Task to carry out
Examine the material below. Gather every line in which the string "JSON" appears.

Provided records
━━━━━━━━━━━━━━━━
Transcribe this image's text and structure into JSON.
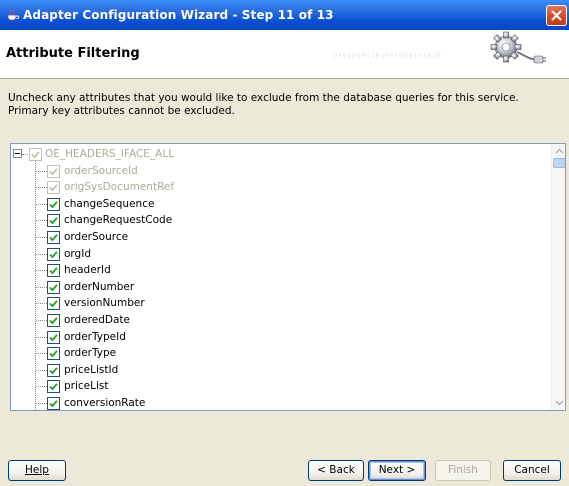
{
  "window": {
    "title": "Adapter Configuration Wizard - Step 11 of 13",
    "close_label": "close"
  },
  "header": {
    "title": "Attribute Filtering",
    "decoration_text": "01010100101001010101010"
  },
  "instructions": "Uncheck any attributes that you would like to exclude from the database queries for this service.  Primary key attributes cannot be excluded.",
  "tree": {
    "root": {
      "label": "OE_HEADERS_IFACE_ALL",
      "checked": true,
      "disabled": true,
      "expanded": true
    },
    "items": [
      {
        "label": "orderSourceId",
        "checked": true,
        "disabled": true
      },
      {
        "label": "origSysDocumentRef",
        "checked": true,
        "disabled": true
      },
      {
        "label": "changeSequence",
        "checked": true,
        "disabled": false
      },
      {
        "label": "changeRequestCode",
        "checked": true,
        "disabled": false
      },
      {
        "label": "orderSource",
        "checked": true,
        "disabled": false
      },
      {
        "label": "orgId",
        "checked": true,
        "disabled": false
      },
      {
        "label": "headerId",
        "checked": true,
        "disabled": false
      },
      {
        "label": "orderNumber",
        "checked": true,
        "disabled": false
      },
      {
        "label": "versionNumber",
        "checked": true,
        "disabled": false
      },
      {
        "label": "orderedDate",
        "checked": true,
        "disabled": false
      },
      {
        "label": "orderTypeId",
        "checked": true,
        "disabled": false
      },
      {
        "label": "orderType",
        "checked": true,
        "disabled": false
      },
      {
        "label": "priceListId",
        "checked": true,
        "disabled": false
      },
      {
        "label": "priceList",
        "checked": true,
        "disabled": false
      },
      {
        "label": "conversionRate",
        "checked": true,
        "disabled": false
      }
    ],
    "scroll_position": 0.0
  },
  "buttons": {
    "help": "Help",
    "back": "< Back",
    "next": "Next >",
    "finish": "Finish",
    "cancel": "Cancel"
  },
  "colors": {
    "title_bar": "#0b4fd4",
    "close_button": "#d44a2a",
    "check_mark": "#21a121",
    "dialog_bg": "#ece9d8"
  }
}
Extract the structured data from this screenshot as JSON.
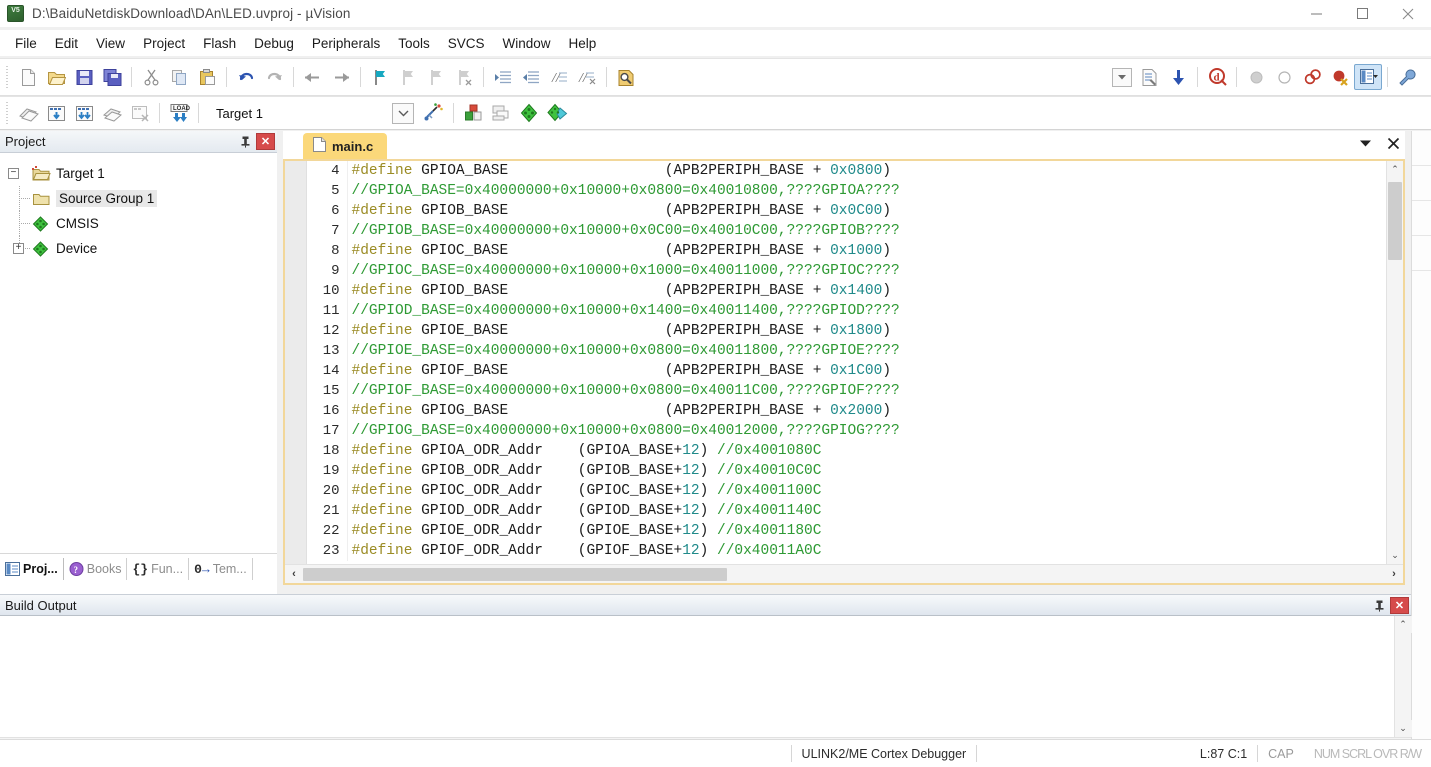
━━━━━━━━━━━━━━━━
Output of the task
Transcribe this image's text and structure into JSON.
Extract the structured data from this screenshot as JSON.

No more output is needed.